Germaine Dulac, Jean Epstein, Rudolf Arnheim, Laszlo Moholy-Nagy, and Collette, and
speculates about the possible reasons for its diminution over the course of the
The Position of Women in Post-War Japanese Cinema (Kinema Junpō,
In contrast to the canonical history of cinema and film theory, often dominated by
academic texts and Western and/or male voices, this article presents a casual
conversation held in 1961 between four of the most influential women in the post-war
Japanese film industry: Kawakita Kashiko,,Yamamoto Kyōko, Tanaka Kinuyo and Takamine
Hideko. As they openly discuss their gendered experience in production, promotion,
distribution and criticism, their thoughts shed light on the wide range of
opportunities available to women in filmmaking, but also on the professional
constraints,and concerns which they felt came along with their gender.
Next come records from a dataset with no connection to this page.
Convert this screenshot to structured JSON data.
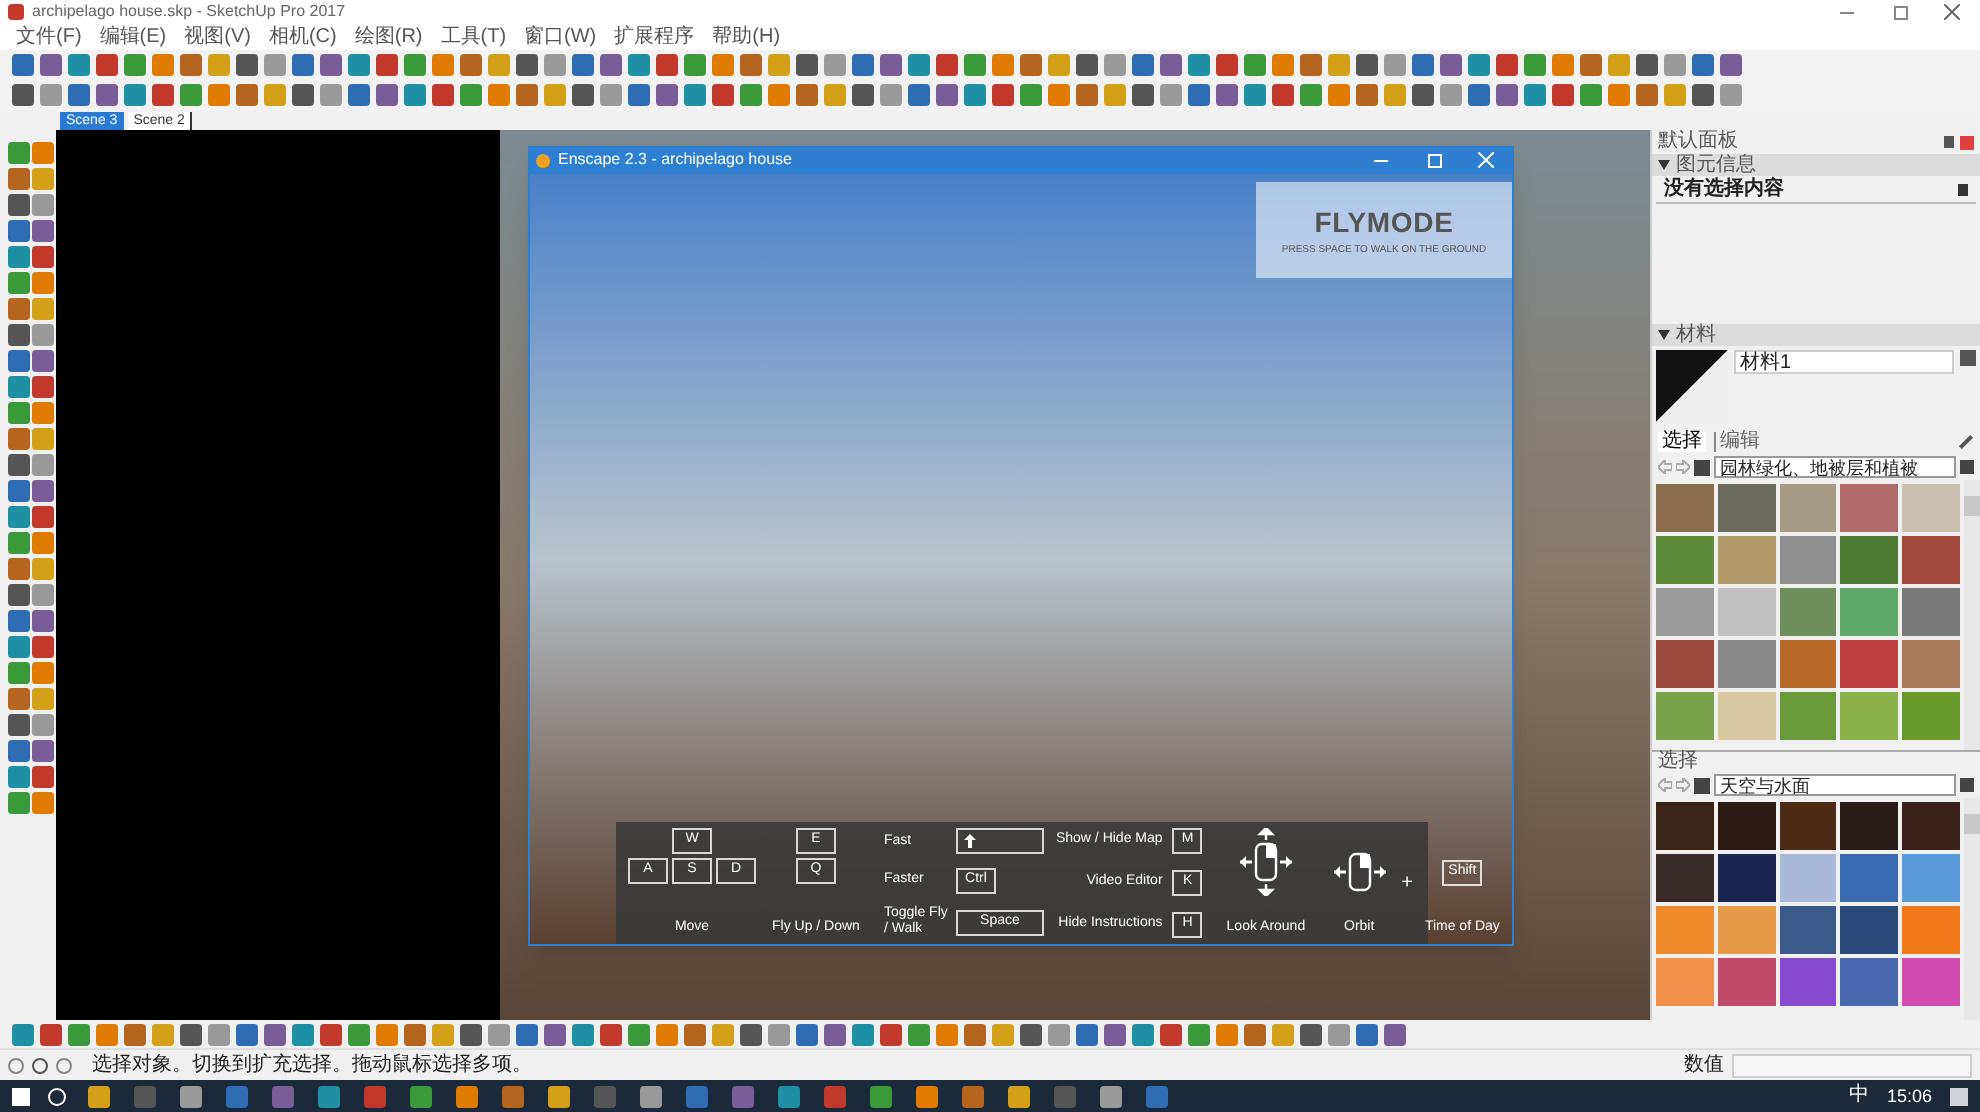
{
  "title_bar": {
    "title": "archipelago house.skp - SketchUp Pro 2017"
  },
  "menu": [
    "文件(F)",
    "编辑(E)",
    "视图(V)",
    "相机(C)",
    "绘图(R)",
    "工具(T)",
    "窗口(W)",
    "扩展程序",
    "帮助(H)"
  ],
  "scene_tabs": [
    {
      "label": "Scene 3",
      "selected": true
    },
    {
      "label": "Scene 2",
      "selected": false
    }
  ],
  "enscape": {
    "title": "Enscape 2.3 - archipelago house",
    "flymode": {
      "title": "FLYMODE",
      "subtitle": "PRESS SPACE TO WALK ON THE GROUND"
    },
    "instructions": {
      "move_keys": [
        "W",
        "A",
        "S",
        "D"
      ],
      "move_label": "Move",
      "fly_keys": [
        "E",
        "Q"
      ],
      "fly_label": "Fly Up / Down",
      "speed_rows": [
        {
          "label": "Fast",
          "kind": "shift-icon"
        },
        {
          "label": "Faster",
          "kind": "text",
          "key": "Ctrl"
        },
        {
          "label": "Toggle Fly / Walk",
          "kind": "wide",
          "key": "Space"
        }
      ],
      "map_rows": [
        {
          "label": "Show / Hide Map",
          "key": "M"
        },
        {
          "label": "Video Editor",
          "key": "K"
        },
        {
          "label": "Hide Instructions",
          "key": "H"
        }
      ],
      "look_label": "Look Around",
      "orbit_label": "Orbit",
      "plus": "+",
      "time_key": "Shift",
      "time_label": "Time of Day"
    }
  },
  "tray": {
    "title": "默认面板",
    "entity_info": {
      "title": "图元信息",
      "text": "没有选择内容"
    },
    "materials": {
      "title": "材料",
      "name": "材料1",
      "tabs": [
        {
          "label": "选择",
          "selected": true
        },
        {
          "label": "编辑",
          "selected": false
        }
      ],
      "library": "园林绿化、地被层和植被"
    },
    "second": {
      "title": "选择",
      "library": "天空与水面"
    }
  },
  "status_bar": {
    "message": "选择对象。切换到扩充选择。拖动鼠标选择多项。",
    "measurements_label": "数值"
  },
  "taskbar": {
    "ime": "中",
    "time": "15:06"
  }
}
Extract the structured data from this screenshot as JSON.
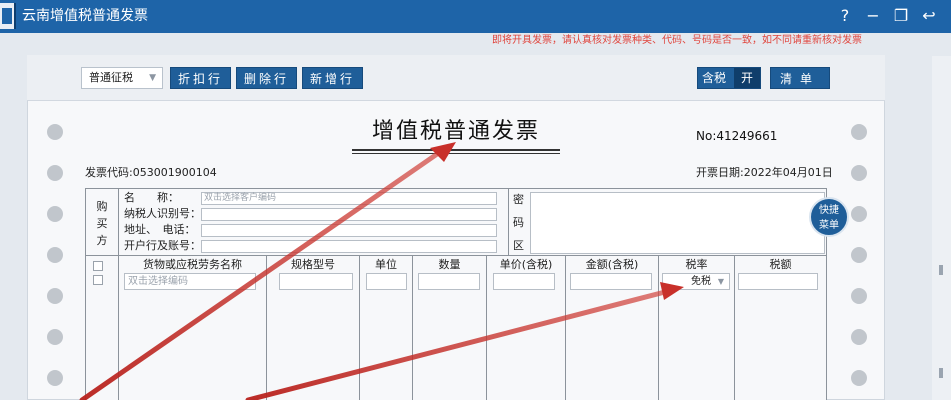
{
  "window": {
    "title": "云南增值税普通发票",
    "help_icon": "?",
    "minimize_icon": "−",
    "restore_icon": "❐",
    "back_icon": "↩"
  },
  "notice": "即将开具发票，请认真核对发票种类、代码、号码是否一致，如不同请重新核对发票",
  "toolbar": {
    "invoice_type_value": "普通征税",
    "discount_label": "折扣行",
    "delete_label": "删除行",
    "add_label": "新增行",
    "tax_incl_label": "含税",
    "tax_incl_state": "开",
    "clear_label": "清单"
  },
  "invoice": {
    "title": "增值税普通发票",
    "number": "No:41249661",
    "code": "发票代码:053001900104",
    "date": "开票日期:2022年04月01日"
  },
  "buyer": {
    "label": "购买方",
    "name_label": "名　　称：",
    "name_placeholder": "双击选择客户编码",
    "tax_id_label": "纳税人识别号：",
    "address_label": "地址、　电话：",
    "bank_label": "开户行及账号："
  },
  "cipher": {
    "c1": "密",
    "c2": "码",
    "c3": "区"
  },
  "items": {
    "headers": {
      "goods": "货物或应税劳务名称",
      "spec": "规格型号",
      "unit": "单位",
      "qty": "数量",
      "price": "单价(含税)",
      "amount": "金额(含税)",
      "rate": "税率",
      "tax": "税额"
    },
    "goods_placeholder": "双击选择编码",
    "rate_value": "免税"
  },
  "quick_menu": {
    "line1": "快捷",
    "line2": "菜单"
  },
  "colors": {
    "titlebar": "#1e64a8",
    "button": "#1f5e99",
    "notice": "#e0443c",
    "annotation_arrow": "#c8302a"
  }
}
Their
conversation reveals how they measured themselves and their national industry in
relation to the West; at times unaware of their pioneer role in world cinema. This
piece of self-reflexive criticism contributes to existing research on both womens
filmmaking and the industry of Japanese cinema, and invites us to reconsider
non-hegemonic film thinking practices and voices.
Medieval film' forces us into a double-take on chronology. This book argues that such a playful confusion of temporalities is a fundamental characteristic not just of the term but also of medieval films themselves. Medieval films reflect on the fact that they make present a past that was never filmable and offer alternatives to chronological conceptions of time. The book examines the contrasting uses, or non-uses, of medieval art objects in two medieval films and assesses how they contribute to the films' overall authenticity-effects. It makes tentative contribution to a list of such characteristics: that the fragmented visual profile of the medieval makes medieval authenticity-effects particularly troublesome to produce. The reliance of film theory on medievalism has never been acknowledged by film scholars. The book shows the ways in which preconceived notions of the Middle Ages filtered into and were influenced by film theory throughout the twentieth century; and to what extent film theory relies on knowledge about the Middle Ages for its basic principles. It explores to what extent medieval film engages with questions of language, and to what extent these engagements may be distinctive. Cinematic medievalism participated in and drew on a wider cultural and political preoccupation with the Middle Ages. Romanticism posited the Middle Ages as an alternative, utopian realm promising creative and political possibility. The book argues that certain films with medieval themes and settings, mostly dating from the 1940s to the 1960s, demonstrate a surprising affinity with the themes and techniques associated with film noir.